• **Dataset**
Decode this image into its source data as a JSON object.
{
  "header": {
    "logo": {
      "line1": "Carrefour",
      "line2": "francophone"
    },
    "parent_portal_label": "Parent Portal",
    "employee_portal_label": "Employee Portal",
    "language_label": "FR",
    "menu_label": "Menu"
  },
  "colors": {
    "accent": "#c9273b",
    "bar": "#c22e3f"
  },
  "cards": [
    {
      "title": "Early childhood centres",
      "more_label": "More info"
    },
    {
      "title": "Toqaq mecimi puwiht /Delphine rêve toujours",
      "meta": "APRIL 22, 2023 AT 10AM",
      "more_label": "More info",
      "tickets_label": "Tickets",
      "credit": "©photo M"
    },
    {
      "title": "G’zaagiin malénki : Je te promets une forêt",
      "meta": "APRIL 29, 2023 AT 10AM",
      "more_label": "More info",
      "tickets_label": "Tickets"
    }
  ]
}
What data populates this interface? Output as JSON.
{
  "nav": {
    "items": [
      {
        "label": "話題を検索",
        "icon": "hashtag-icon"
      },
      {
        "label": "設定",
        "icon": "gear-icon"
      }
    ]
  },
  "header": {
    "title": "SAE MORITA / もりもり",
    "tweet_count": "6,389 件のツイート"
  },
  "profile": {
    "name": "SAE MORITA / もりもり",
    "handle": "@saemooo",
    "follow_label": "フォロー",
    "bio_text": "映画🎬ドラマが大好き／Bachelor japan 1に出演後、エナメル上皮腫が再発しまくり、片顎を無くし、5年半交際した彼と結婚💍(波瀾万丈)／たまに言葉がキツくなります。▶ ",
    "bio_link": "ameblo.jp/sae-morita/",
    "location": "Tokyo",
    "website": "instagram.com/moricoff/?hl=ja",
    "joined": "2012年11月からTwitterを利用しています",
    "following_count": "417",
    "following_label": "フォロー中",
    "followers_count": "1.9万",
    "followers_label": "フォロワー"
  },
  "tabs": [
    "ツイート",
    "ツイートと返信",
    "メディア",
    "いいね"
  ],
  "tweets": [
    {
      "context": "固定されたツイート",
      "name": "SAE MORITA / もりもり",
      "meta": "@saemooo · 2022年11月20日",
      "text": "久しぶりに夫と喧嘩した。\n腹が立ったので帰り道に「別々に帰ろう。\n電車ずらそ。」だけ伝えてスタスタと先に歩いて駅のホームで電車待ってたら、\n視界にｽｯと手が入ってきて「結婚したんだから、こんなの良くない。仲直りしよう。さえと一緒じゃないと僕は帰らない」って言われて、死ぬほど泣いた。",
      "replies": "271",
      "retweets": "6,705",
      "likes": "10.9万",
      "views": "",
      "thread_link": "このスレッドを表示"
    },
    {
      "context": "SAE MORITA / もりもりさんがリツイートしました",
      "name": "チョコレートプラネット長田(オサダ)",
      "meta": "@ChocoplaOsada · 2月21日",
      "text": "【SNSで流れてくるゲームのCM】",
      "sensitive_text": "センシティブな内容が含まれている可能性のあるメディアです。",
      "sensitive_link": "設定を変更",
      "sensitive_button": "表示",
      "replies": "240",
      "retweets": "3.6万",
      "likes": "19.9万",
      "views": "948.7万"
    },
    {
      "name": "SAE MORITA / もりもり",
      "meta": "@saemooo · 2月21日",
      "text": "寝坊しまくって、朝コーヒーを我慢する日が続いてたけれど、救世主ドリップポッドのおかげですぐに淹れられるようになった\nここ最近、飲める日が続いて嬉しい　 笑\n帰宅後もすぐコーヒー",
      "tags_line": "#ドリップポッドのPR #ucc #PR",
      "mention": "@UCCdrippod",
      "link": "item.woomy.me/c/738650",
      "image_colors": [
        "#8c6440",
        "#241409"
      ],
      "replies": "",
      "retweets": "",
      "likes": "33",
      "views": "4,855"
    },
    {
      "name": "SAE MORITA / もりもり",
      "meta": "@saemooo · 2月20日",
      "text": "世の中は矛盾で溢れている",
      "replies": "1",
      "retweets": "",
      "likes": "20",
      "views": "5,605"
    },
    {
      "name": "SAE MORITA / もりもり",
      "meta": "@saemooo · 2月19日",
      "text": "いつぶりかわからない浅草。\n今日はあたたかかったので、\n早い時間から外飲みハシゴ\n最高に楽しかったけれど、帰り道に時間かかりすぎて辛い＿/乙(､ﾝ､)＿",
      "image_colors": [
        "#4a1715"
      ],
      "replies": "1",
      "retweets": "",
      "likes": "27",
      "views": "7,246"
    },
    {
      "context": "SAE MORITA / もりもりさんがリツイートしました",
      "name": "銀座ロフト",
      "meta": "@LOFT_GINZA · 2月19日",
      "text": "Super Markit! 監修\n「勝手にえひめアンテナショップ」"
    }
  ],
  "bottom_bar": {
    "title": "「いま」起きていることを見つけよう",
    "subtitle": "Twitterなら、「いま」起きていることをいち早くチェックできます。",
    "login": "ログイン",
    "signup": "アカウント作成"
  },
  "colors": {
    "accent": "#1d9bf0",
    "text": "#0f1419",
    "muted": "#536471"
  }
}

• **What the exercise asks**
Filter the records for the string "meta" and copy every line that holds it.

• **Response to the task**
      "meta": "APRIL 22, 2023 AT 10AM",
      "meta": "APRIL 29, 2023 AT 10AM",
      "meta": "@saemooo · 2022年11月20日",
      "meta": "@ChocoplaOsada · 2月21日",
      "meta": "@saemooo · 2月21日",
      "meta": "@saemooo · 2月20日",
      "meta": "@saemooo · 2月19日",
      "meta": "@LOFT_GINZA · 2月19日",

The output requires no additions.